Repeat the data exactly, leaving out any image.
################
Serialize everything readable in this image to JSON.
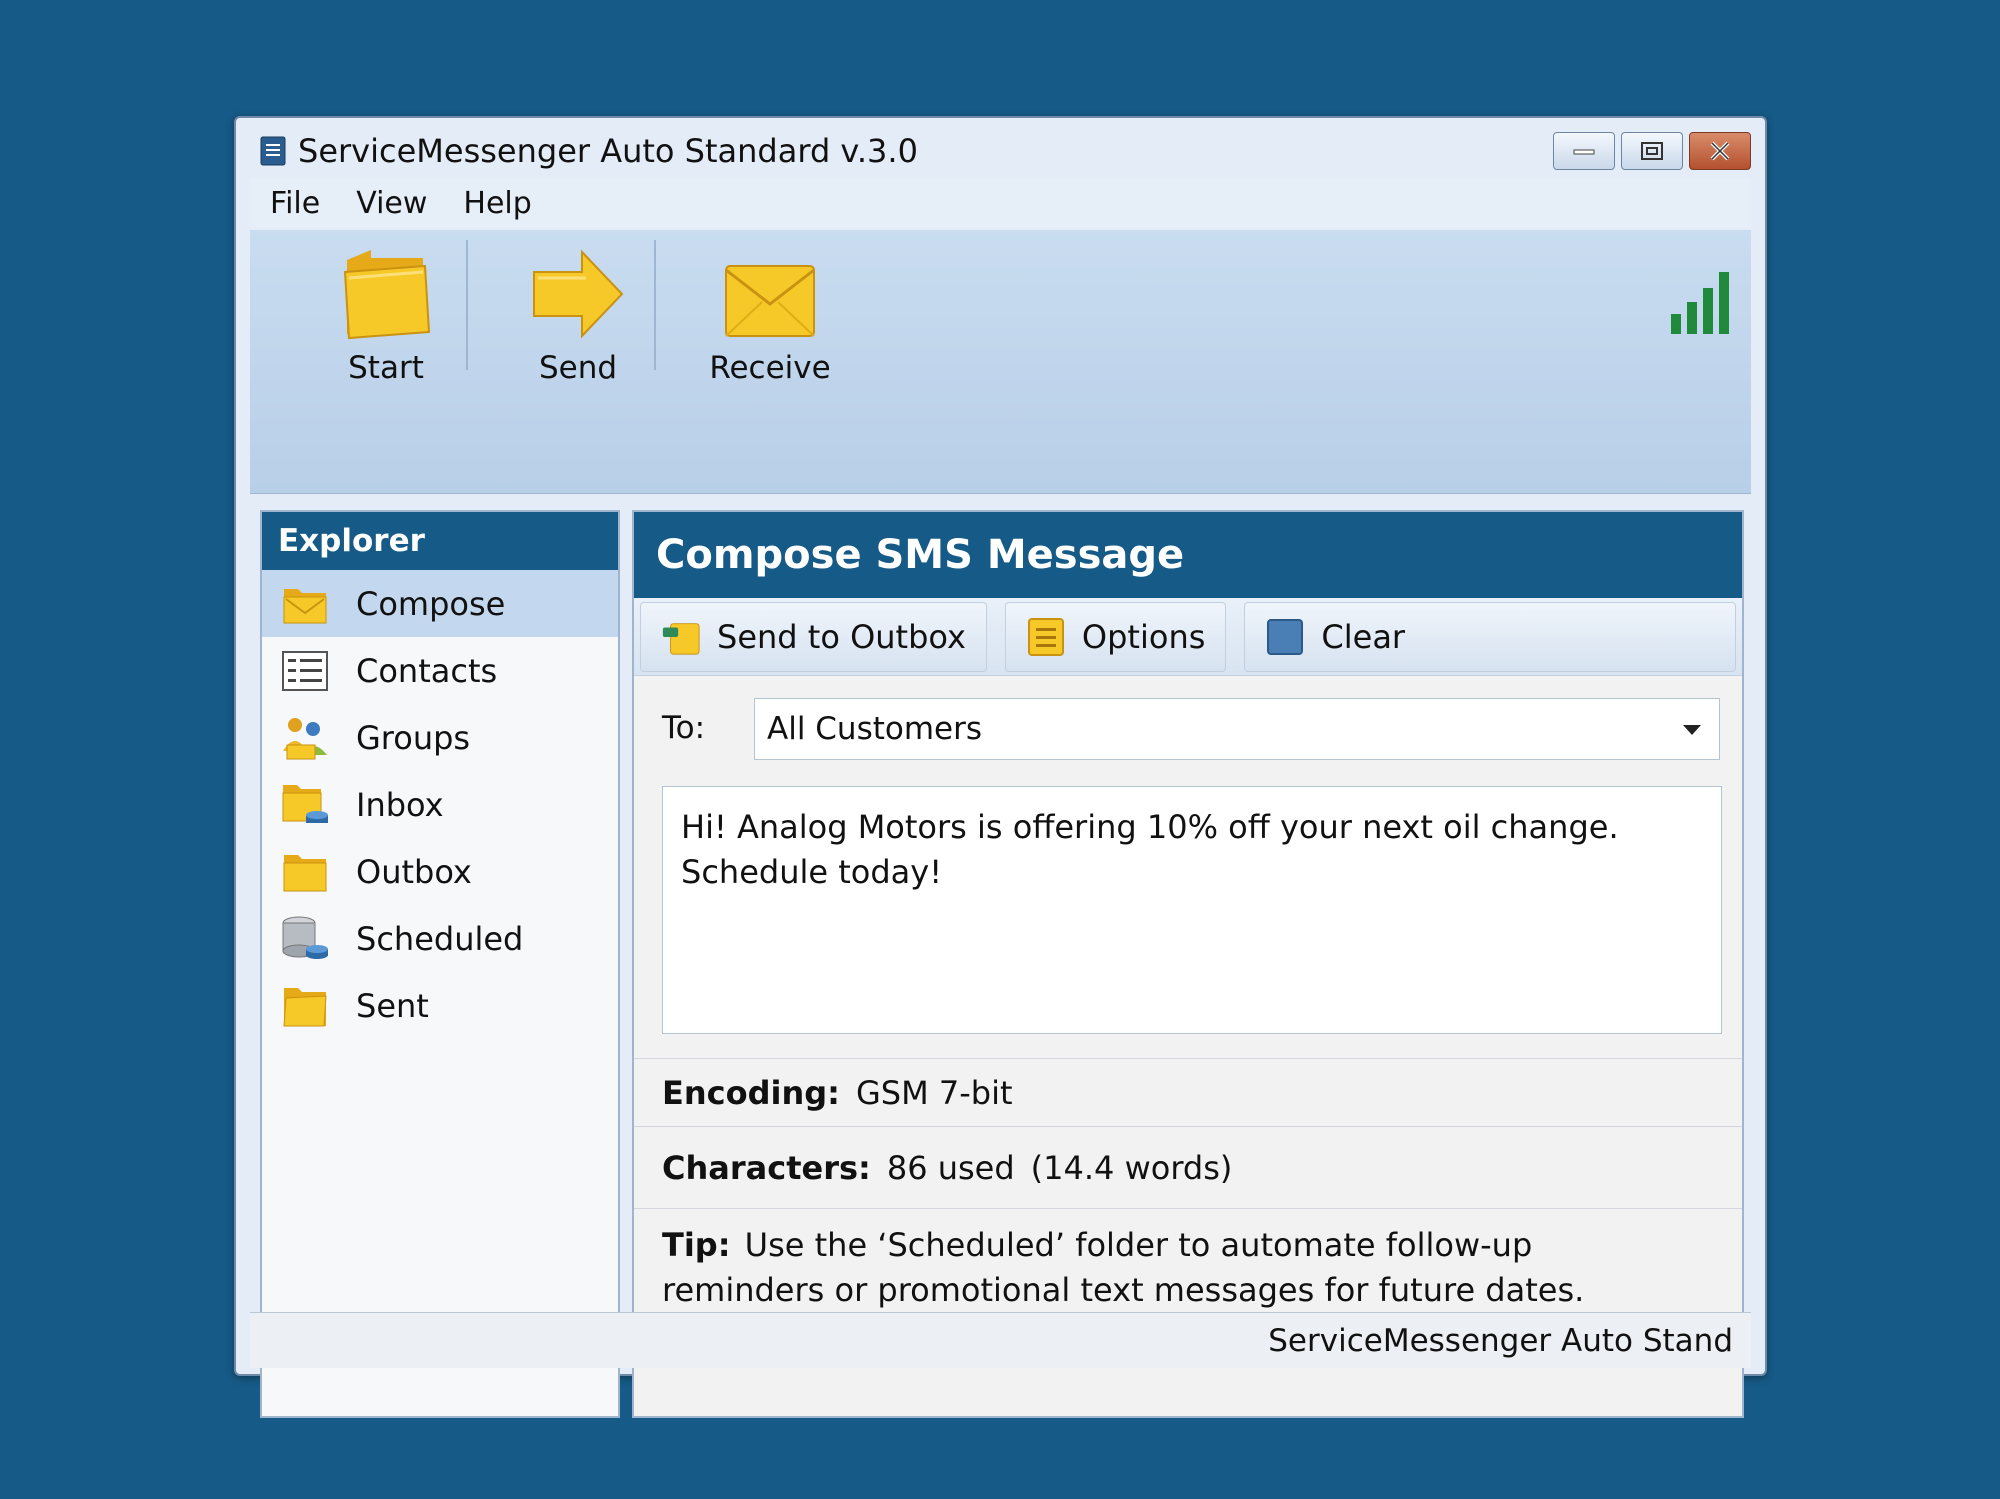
{
  "window": {
    "title": "ServiceMessenger Auto Standard v.3.0",
    "app_icon": "app-window-icon"
  },
  "menu": [
    "File",
    "View",
    "Help"
  ],
  "toolbar": {
    "buttons": [
      {
        "label": "Start",
        "icon": "folder-icon"
      },
      {
        "label": "Send",
        "icon": "arrow-right-icon"
      },
      {
        "label": "Receive",
        "icon": "envelope-icon"
      }
    ],
    "signal_icon": "signal-strength-icon"
  },
  "sidebar": {
    "title": "Explorer",
    "items": [
      {
        "label": "Compose",
        "icon": "compose-folder-icon",
        "active": true
      },
      {
        "label": "Contacts",
        "icon": "contacts-list-icon"
      },
      {
        "label": "Groups",
        "icon": "groups-icon"
      },
      {
        "label": "Inbox",
        "icon": "inbox-folder-icon"
      },
      {
        "label": "Outbox",
        "icon": "outbox-folder-icon"
      },
      {
        "label": "Scheduled",
        "icon": "scheduled-database-icon"
      },
      {
        "label": "Sent",
        "icon": "sent-folder-icon"
      }
    ]
  },
  "compose": {
    "title": "Compose SMS Message",
    "actions": [
      {
        "label": "Send to Outbox",
        "icon": "send-to-outbox-icon"
      },
      {
        "label": "Options",
        "icon": "options-icon"
      },
      {
        "label": "Clear",
        "icon": "clear-icon"
      }
    ],
    "to_label": "To:",
    "to_value": "All Customers",
    "message": "Hi! Analog Motors is offering 10% off your next oil change.\nSchedule today!",
    "encoding_label": "Encoding:",
    "encoding_value": "GSM 7-bit",
    "characters_label": "Characters:",
    "characters_value": "86 used (14.4 words)",
    "tip_label": "Tip:",
    "tip_text": "Use the ‘Scheduled’ folder to automate follow-up reminders or promotional text messages for future dates."
  },
  "statusbar": {
    "text": "ServiceMessenger Auto Stand"
  },
  "colors": {
    "background": "#165a87",
    "header_blue": "#165a87",
    "toolbar": "#c3d7ee",
    "folder_yellow": "#f5c518",
    "signal_green": "#1f8a3b"
  }
}
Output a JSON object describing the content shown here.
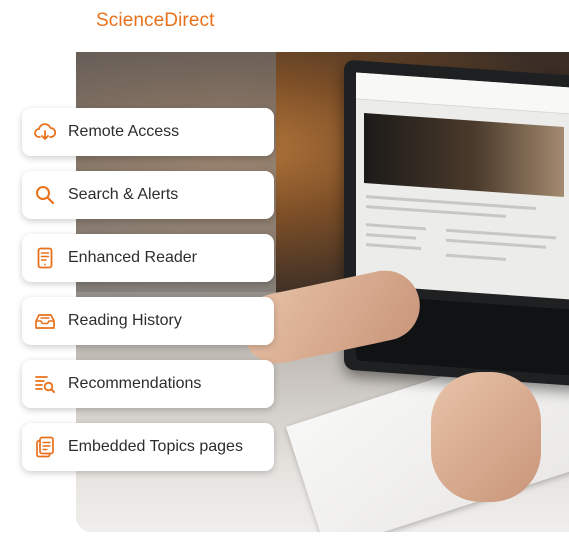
{
  "brand": {
    "name": "ScienceDirect",
    "color": "#e9711c"
  },
  "features": [
    {
      "label": "Remote Access",
      "icon": "cloud-download-icon"
    },
    {
      "label": "Search & Alerts",
      "icon": "search-icon"
    },
    {
      "label": "Enhanced Reader",
      "icon": "document-reader-icon"
    },
    {
      "label": "Reading History",
      "icon": "inbox-history-icon"
    },
    {
      "label": "Recommendations",
      "icon": "list-search-icon"
    },
    {
      "label": "Embedded Topics pages",
      "icon": "copy-pages-icon"
    }
  ],
  "colors": {
    "accent": "#e9711c",
    "text": "#2d2d2d",
    "pill_bg": "#ffffff"
  }
}
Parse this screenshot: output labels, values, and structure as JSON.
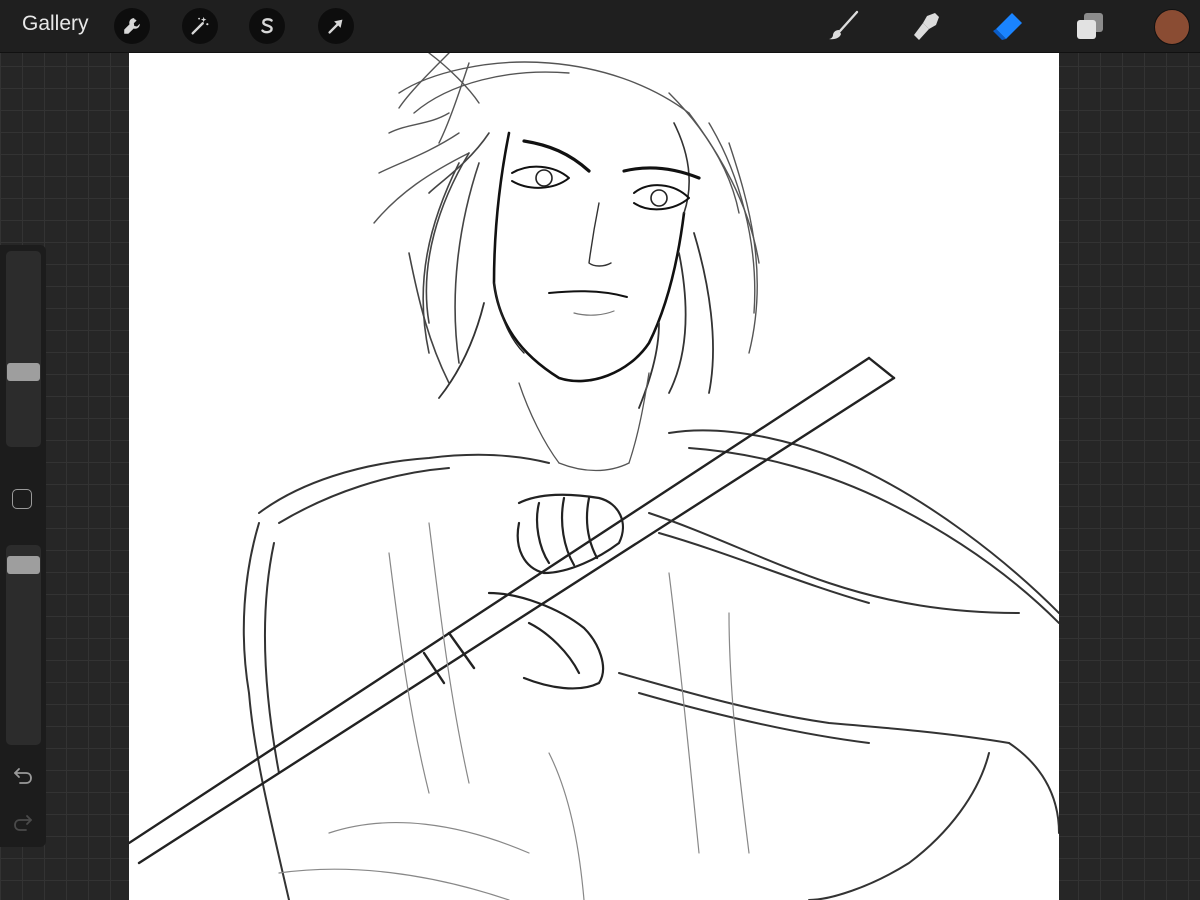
{
  "toolbar": {
    "gallery_label": "Gallery",
    "left_tools": [
      {
        "icon": "wrench-icon",
        "name": "actions"
      },
      {
        "icon": "magic-wand-icon",
        "name": "adjustments"
      },
      {
        "icon": "selection-s-icon",
        "name": "selection"
      },
      {
        "icon": "arrow-cursor-icon",
        "name": "transform"
      }
    ],
    "right_tools": [
      {
        "icon": "brush-icon",
        "name": "paint"
      },
      {
        "icon": "smudge-icon",
        "name": "smudge"
      },
      {
        "icon": "eraser-icon",
        "name": "erase",
        "active": true
      },
      {
        "icon": "layers-icon",
        "name": "layers"
      }
    ],
    "current_color": "#8a4c33",
    "active_tool_color": "#1a84ff"
  },
  "sidebar": {
    "brush_size_level": 0.37,
    "brush_opacity_level": 0.95,
    "icons": [
      "square-modify-icon",
      "undo-icon",
      "redo-icon"
    ]
  }
}
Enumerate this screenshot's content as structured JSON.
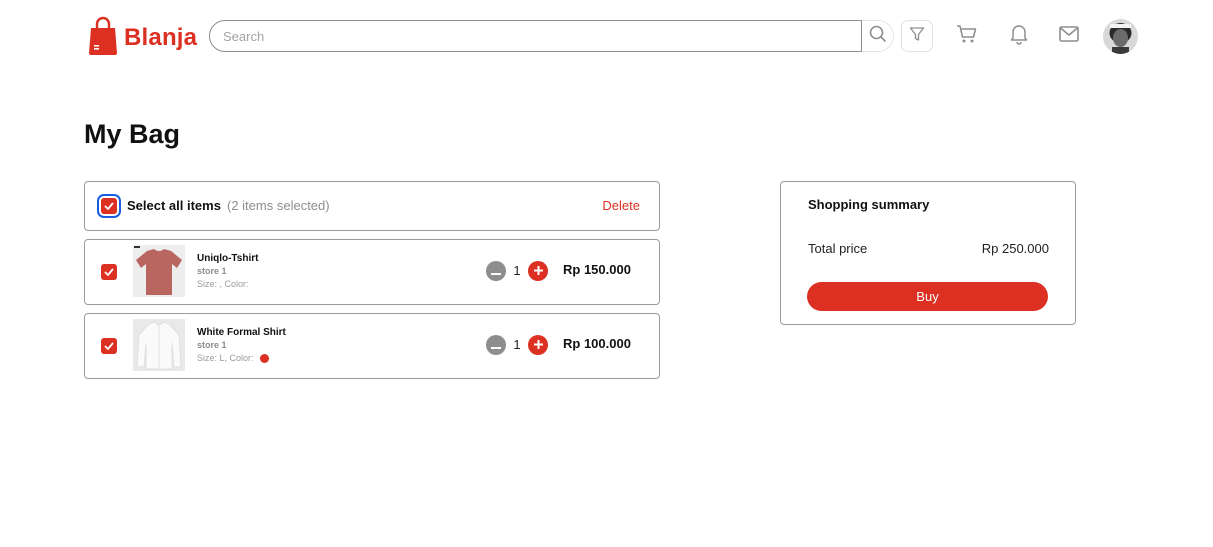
{
  "header": {
    "brand": "Blanja",
    "search": {
      "placeholder": "Search",
      "value": ""
    },
    "icons": [
      "search-icon",
      "filter-icon",
      "cart-icon",
      "bell-icon",
      "mail-icon"
    ],
    "accent_color": "#DB3022"
  },
  "page": {
    "title": "My Bag"
  },
  "bag": {
    "select_all_label": "Select all items",
    "selected_count_text": "(2 items selected)",
    "delete_label": "Delete",
    "items": [
      {
        "name": "Uniqlo-Tshirt",
        "store": "store 1",
        "meta_text": "Size: ,  Color:",
        "has_color_dot": false,
        "quantity": "1",
        "price": "Rp 150.000",
        "checked": true,
        "thumb_color": "#b96560"
      },
      {
        "name": "White Formal Shirt",
        "store": "store 1",
        "meta_text": "Size: L,  Color:",
        "has_color_dot": true,
        "dot_color": "#DB3022",
        "quantity": "1",
        "price": "Rp 100.000",
        "checked": true,
        "thumb_color": "#f5f5f5"
      }
    ]
  },
  "summary": {
    "title": "Shopping summary",
    "total_label": "Total price",
    "total_value": "Rp 250.000",
    "buy_label": "Buy"
  }
}
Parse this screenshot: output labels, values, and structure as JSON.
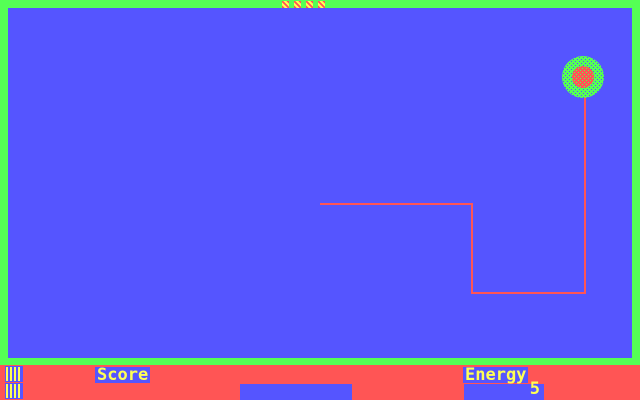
{
  "game": {
    "hud": {
      "score_label": "Score",
      "energy_label": "Energy",
      "energy_value": "5",
      "lives_shown": 2
    },
    "top_markers_count": 4,
    "colors": {
      "border": "#55ff55",
      "playfield": "#5555ff",
      "hud_background": "#ff5555",
      "trail": "#ff5555",
      "text": "#ffff55",
      "player_outer": "#55ff55",
      "player_inner": "#ff5555"
    }
  }
}
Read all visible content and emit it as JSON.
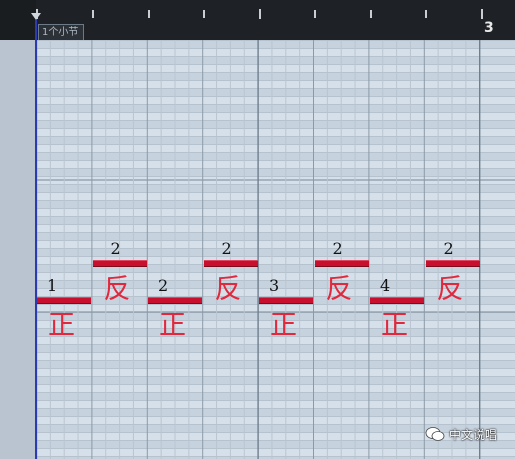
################
# SOLUTION FOR THIS PROBLEM:
Serialize everything readable in this image to JSON.
{
  "window": {
    "title": "ServiceMessenger Auto Standard v.3.0",
    "app_icon": "app-window-icon"
  },
  "menu": [
    "File",
    "View",
    "Help"
  ],
  "toolbar": {
    "buttons": [
      {
        "label": "Start",
        "icon": "folder-icon"
      },
      {
        "label": "Send",
        "icon": "arrow-right-icon"
      },
      {
        "label": "Receive",
        "icon": "envelope-icon"
      }
    ],
    "signal_icon": "signal-strength-icon"
  },
  "sidebar": {
    "title": "Explorer",
    "items": [
      {
        "label": "Compose",
        "icon": "compose-folder-icon",
        "active": true
      },
      {
        "label": "Contacts",
        "icon": "contacts-list-icon"
      },
      {
        "label": "Groups",
        "icon": "groups-icon"
      },
      {
        "label": "Inbox",
        "icon": "inbox-folder-icon"
      },
      {
        "label": "Outbox",
        "icon": "outbox-folder-icon"
      },
      {
        "label": "Scheduled",
        "icon": "scheduled-database-icon"
      },
      {
        "label": "Sent",
        "icon": "sent-folder-icon"
      }
    ]
  },
  "compose": {
    "title": "Compose SMS Message",
    "actions": [
      {
        "label": "Send to Outbox",
        "icon": "send-to-outbox-icon"
      },
      {
        "label": "Options",
        "icon": "options-icon"
      },
      {
        "label": "Clear",
        "icon": "clear-icon"
      }
    ],
    "to_label": "To:",
    "to_value": "All Customers",
    "message": "Hi! Analog Motors is offering 10% off your next oil change.\nSchedule today!",
    "encoding_label": "Encoding:",
    "encoding_value": "GSM 7-bit",
    "characters_label": "Characters:",
    "characters_value": "86 used (14.4 words)",
    "tip_label": "Tip:",
    "tip_text": "Use the ‘Scheduled’ folder to automate follow-up reminders or promotional text messages for future dates."
  },
  "statusbar": {
    "text": "ServiceMessenger Auto Stand"
  },
  "colors": {
    "background": "#165a87",
    "header_blue": "#165a87",
    "toolbar": "#c3d7ee",
    "folder_yellow": "#f5c518",
    "signal_green": "#1f8a3b"
  }
}
Output a JSON object describing the content shown here.
{
  "brand": {
    "name": "ScienceDirect",
    "color": "#e9711c"
  },
  "features": [
    {
      "label": "Remote Access",
      "icon": "cloud-download-icon"
    },
    {
      "label": "Search & Alerts",
      "icon": "search-icon"
    },
    {
      "label": "Enhanced Reader",
      "icon": "document-reader-icon"
    },
    {
      "label": "Reading History",
      "icon": "inbox-history-icon"
    },
    {
      "label": "Recommendations",
      "icon": "list-search-icon"
    },
    {
      "label": "Embedded Topics pages",
      "icon": "copy-pages-icon"
    }
  ],
  "colors": {
    "accent": "#e9711c",
    "text": "#2d2d2d",
    "pill_bg": "#ffffff"
  }
}
Parse this screenshot: output labels, values, and structure as JSON.
{
  "toolbar": {
    "gallery_label": "Gallery",
    "left_tools": [
      {
        "icon": "wrench-icon",
        "name": "actions"
      },
      {
        "icon": "magic-wand-icon",
        "name": "adjustments"
      },
      {
        "icon": "selection-s-icon",
        "name": "selection"
      },
      {
        "icon": "arrow-cursor-icon",
        "name": "transform"
      }
    ],
    "right_tools": [
      {
        "icon": "brush-icon",
        "name": "paint"
      },
      {
        "icon": "smudge-icon",
        "name": "smudge"
      },
      {
        "icon": "eraser-icon",
        "name": "erase",
        "active": true
      },
      {
        "icon": "layers-icon",
        "name": "layers"
      }
    ],
    "current_color": "#8a4c33",
    "active_tool_color": "#1a84ff"
  },
  "sidebar": {
    "brush_size_level": 0.37,
    "brush_opacity_level": 0.95,
    "icons": [
      "square-modify-icon",
      "undo-icon",
      "redo-icon"
    ]
  }
}
Enumerate this screenshot's content as structured JSON.
{
  "header": {
    "brand": "Blanja",
    "search": {
      "placeholder": "Search",
      "value": ""
    },
    "icons": [
      "search-icon",
      "filter-icon",
      "cart-icon",
      "bell-icon",
      "mail-icon"
    ],
    "accent_color": "#DB3022"
  },
  "page": {
    "title": "My Bag"
  },
  "bag": {
    "select_all_label": "Select all items",
    "selected_count_text": "(2 items selected)",
    "delete_label": "Delete",
    "items": [
      {
        "name": "Uniqlo-Tshirt",
        "store": "store 1",
        "meta_text": "Size: ,  Color:",
        "has_color_dot": false,
        "quantity": "1",
        "price": "Rp 150.000",
        "checked": true,
        "thumb_color": "#b96560"
      },
      {
        "name": "White Formal Shirt",
        "store": "store 1",
        "meta_text": "Size: L,  Color:",
        "has_color_dot": true,
        "dot_color": "#DB3022",
        "quantity": "1",
        "price": "Rp 100.000",
        "checked": true,
        "thumb_color": "#f5f5f5"
      }
    ]
  },
  "summary": {
    "title": "Shopping summary",
    "total_label": "Total price",
    "total_value": "Rp 250.000",
    "buy_label": "Buy"
  }
}
Parse this screenshot: output labels, values, and structure as JSON.
{
  "game": {
    "hud": {
      "score_label": "Score",
      "energy_label": "Energy",
      "energy_value": "5",
      "lives_shown": 2
    },
    "top_markers_count": 4,
    "colors": {
      "border": "#55ff55",
      "playfield": "#5555ff",
      "hud_background": "#ff5555",
      "trail": "#ff5555",
      "text": "#ffff55",
      "player_outer": "#55ff55",
      "player_inner": "#ff5555"
    }
  }
}
Read all visible content and emit it as JSON.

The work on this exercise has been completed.